So with little more than two minutes remaining in the second period, when Murray could only deflect Burns' shot with his left pad and kick the rebound to Sharks winger Patrick Marleau, it wasn't the most unexpected of sequences.
Unfortunately, neither was what happened in the ensuing seconds.
Could defenseman Ben Lovejoy have secured the puck and prevented Marleau's wraparound shot? Sure.
However, Murray also could have been quicker across his goal crease to stop the shot from going into the open cage. After it did, it felt as though the Sharks had taken a big bite out of the Penguins.
Also felt like the sports world would learn a lot about Murray.
It's no secret that in America, many sports fans wait until the Cup Final to tune into hockey games on TV. It's as much of a secret as Penguins assistant general manager Jason Botterill's readiness to run his own NHL club.
After Game 1, which HBK line center Nick Bonino won with a late-regulation goal, Botterill calmly walked toward the Penguins' dressing room. I asked him about Murray's habit of being better after he gets beat.
“I can't speak for what he was like in junior (hockey),” Botterill said, “but from Day 1 in the AHL, that's been his M.O.”
Botterill went on to recall the regular-season home opener of the Penguins' AHL affiliate, Wilkes-Barre/Scranton. In that contest against Lehigh Valley, Murray surrendered three goals in the first period. His club notched the next five, but Murray gave up the tying score early in the third period.
But he never allowed Lehigh Valley to pull ahead. That afforded Wilkes-Barre/Scranton an opportunity to win that the AHL's Penguins took advantage of and won on Oct. 9.
Murray was a long way from Mohegan Sun Arena on Monday night.
San Jose's Sharks are big step up in class from Lehigh Valley's Phantoms.
Same story, though.
Against Murray, opponents often score just enough to lose.
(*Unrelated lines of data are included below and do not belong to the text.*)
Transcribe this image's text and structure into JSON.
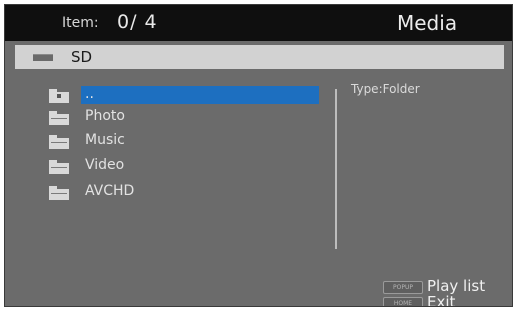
{
  "header": {
    "item_label": "Item:",
    "item_count": "0/ 4",
    "title": "Media"
  },
  "path": {
    "icon": "drive-icon",
    "label": "SD"
  },
  "file_list": {
    "items": [
      {
        "label": "..",
        "icon": "parent-folder-icon",
        "selected": true
      },
      {
        "label": "Photo",
        "icon": "folder-icon",
        "selected": false
      },
      {
        "label": "Music",
        "icon": "folder-icon",
        "selected": false
      },
      {
        "label": "Video",
        "icon": "folder-icon",
        "selected": false
      },
      {
        "label": "AVCHD",
        "icon": "folder-icon",
        "selected": false
      }
    ]
  },
  "info": {
    "type_text": "Type:Folder"
  },
  "footer": {
    "popup_key": "POPUP",
    "popup_action": "Play list",
    "home_key": "HOME",
    "home_action": "Exit"
  },
  "colors": {
    "background": "#6b6b6b",
    "header": "#0f0f0f",
    "pathbar": "#d2d2d2",
    "selection": "#1d6fc0"
  }
}
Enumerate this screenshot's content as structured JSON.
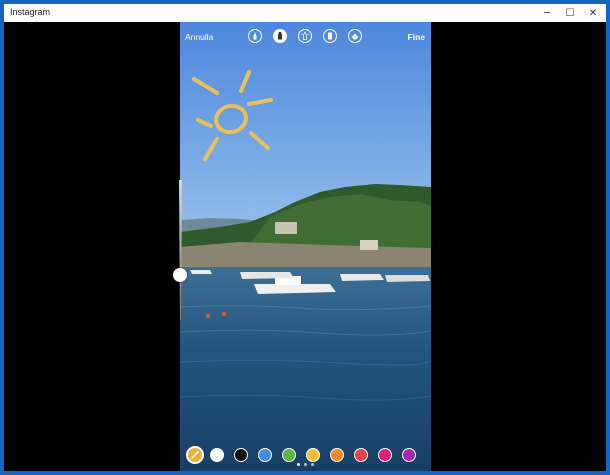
{
  "window": {
    "title": "Instagram",
    "minimize_glyph": "─",
    "maximize_glyph": "☐",
    "close_glyph": "✕"
  },
  "editor": {
    "cancel_label": "Annulla",
    "done_label": "Fine",
    "tools": [
      {
        "icon": "pen-marker-icon",
        "active": false
      },
      {
        "icon": "marker-icon",
        "active": true
      },
      {
        "icon": "neon-highlighter-icon",
        "active": false
      },
      {
        "icon": "chisel-marker-icon",
        "active": false
      },
      {
        "icon": "eraser-icon",
        "active": false
      }
    ],
    "brush_size_level": 0.63,
    "palette": [
      {
        "name": "eyedropper",
        "color": "#e6b23a",
        "selected": true
      },
      {
        "name": "white",
        "color": "#ffffff"
      },
      {
        "name": "black",
        "color": "#111111"
      },
      {
        "name": "blue",
        "color": "#3c8ee8"
      },
      {
        "name": "green",
        "color": "#5cb547"
      },
      {
        "name": "yellow",
        "color": "#f2c13b"
      },
      {
        "name": "orange",
        "color": "#f08a2b"
      },
      {
        "name": "red",
        "color": "#e8424c"
      },
      {
        "name": "magenta",
        "color": "#d5207c"
      },
      {
        "name": "purple",
        "color": "#a326b7"
      }
    ],
    "page_dots": 3,
    "active_page": 1,
    "drawing_color": "#e9c15a"
  }
}
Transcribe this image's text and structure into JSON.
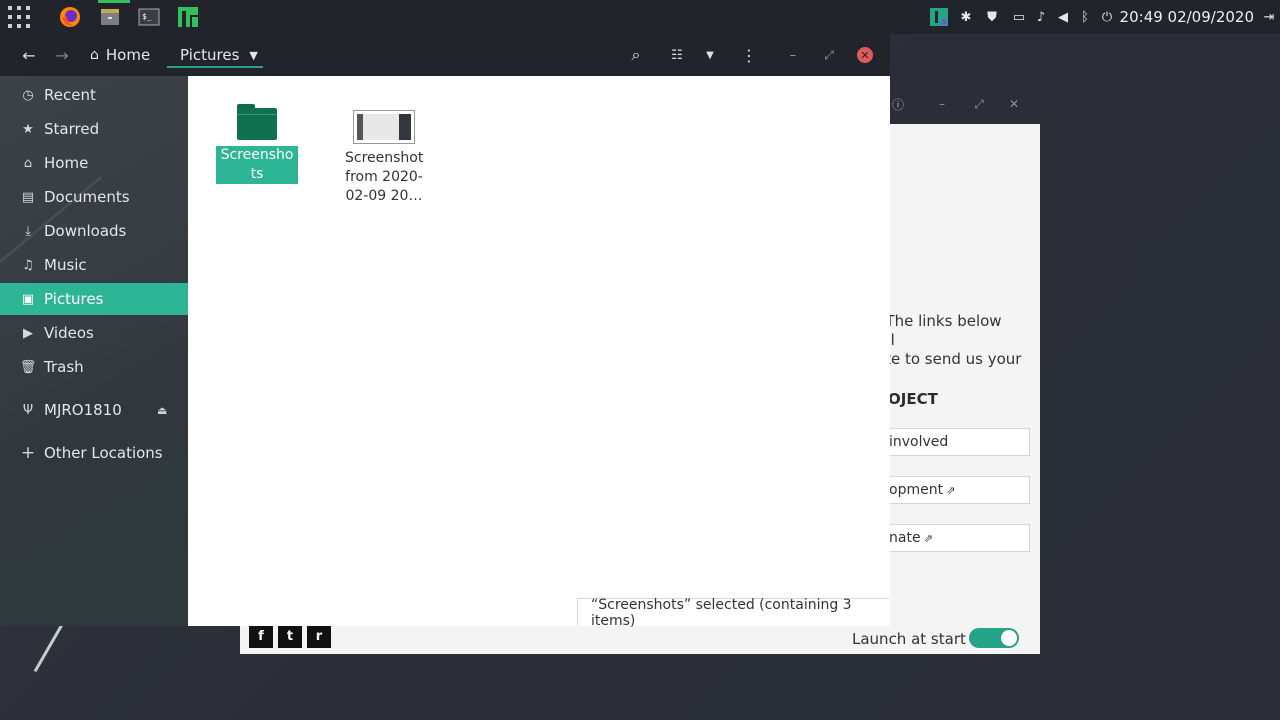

He has become a young master at the most difficult aspect of his sport's most important position.